Excerpted records:
%%
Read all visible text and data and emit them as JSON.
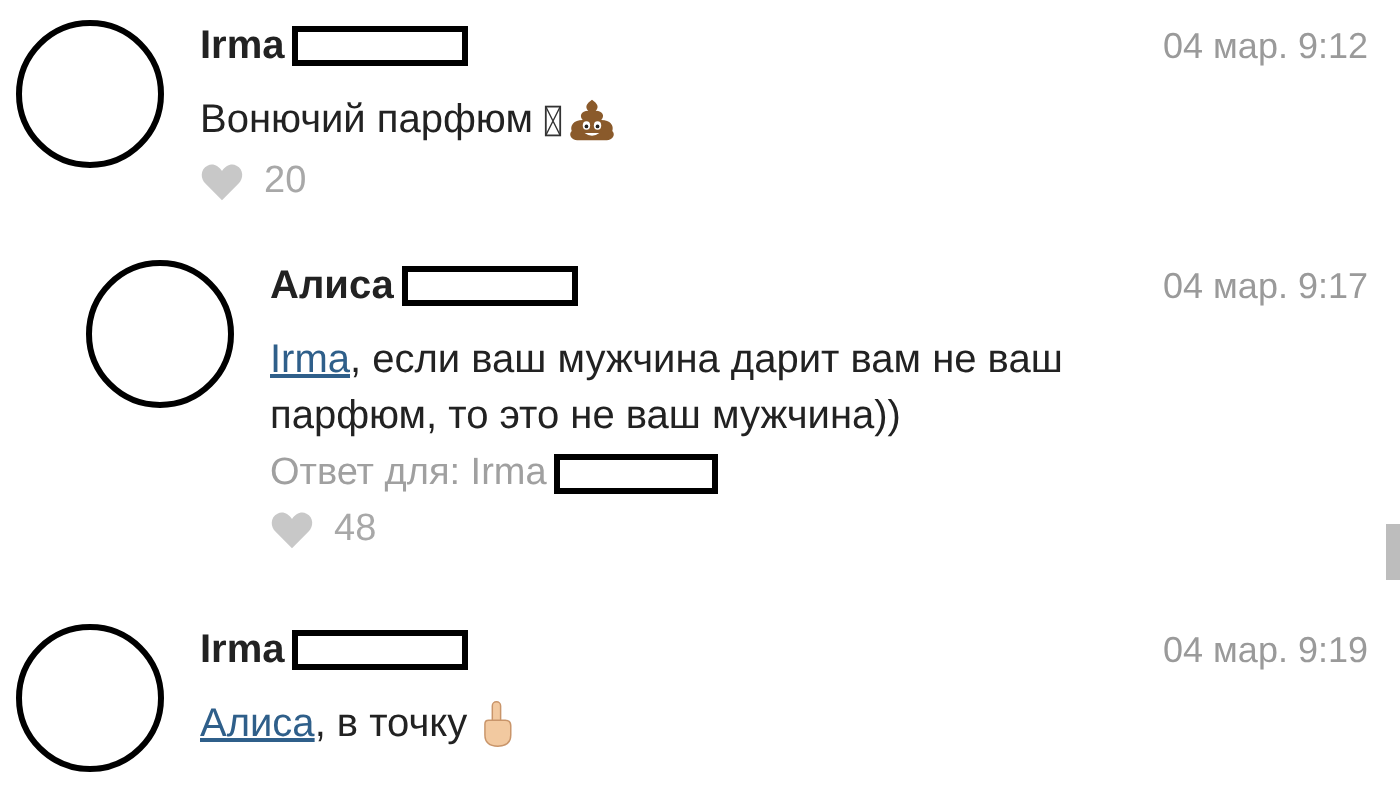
{
  "comments": [
    {
      "reply": false,
      "author": "Irma",
      "time": "04 мар. 9:12",
      "text": "Вонючий парфюм",
      "icons": [
        {
          "kind": "tofu"
        },
        {
          "kind": "poop"
        }
      ],
      "likes": {
        "count": "20",
        "liked": false
      }
    },
    {
      "reply": true,
      "author": "Алиса",
      "time": "04 мар. 9:17",
      "mention": "Irma",
      "text": ", если ваш мужчина дарит вам не ваш парфюм, то это не ваш мужчина))",
      "reply_to": "Ответ для: Irma",
      "likes": {
        "count": "48",
        "liked": false
      }
    },
    {
      "reply": false,
      "author": "Irma",
      "time": "04 мар. 9:19",
      "mention": "Алиса",
      "text": ", в точку",
      "icons": [
        {
          "kind": "finger"
        }
      ]
    }
  ]
}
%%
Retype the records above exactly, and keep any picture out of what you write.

Read all visible text and data and emit them as JSON.
{
  "comments": [
    {
      "reply": false,
      "author": "Irma",
      "time": "04 мар. 9:12",
      "text": "Вонючий парфюм",
      "icons": [
        {
          "kind": "tofu"
        },
        {
          "kind": "poop"
        }
      ],
      "likes": {
        "count": "20",
        "liked": false
      }
    },
    {
      "reply": true,
      "author": "Алиса",
      "time": "04 мар. 9:17",
      "mention": "Irma",
      "text": ", если ваш мужчина дарит вам не ваш парфюм, то это не ваш мужчина))",
      "reply_to": "Ответ для: Irma",
      "likes": {
        "count": "48",
        "liked": false
      }
    },
    {
      "reply": false,
      "author": "Irma",
      "time": "04 мар. 9:19",
      "mention": "Алиса",
      "text": ", в точку",
      "icons": [
        {
          "kind": "finger"
        }
      ]
    }
  ]
}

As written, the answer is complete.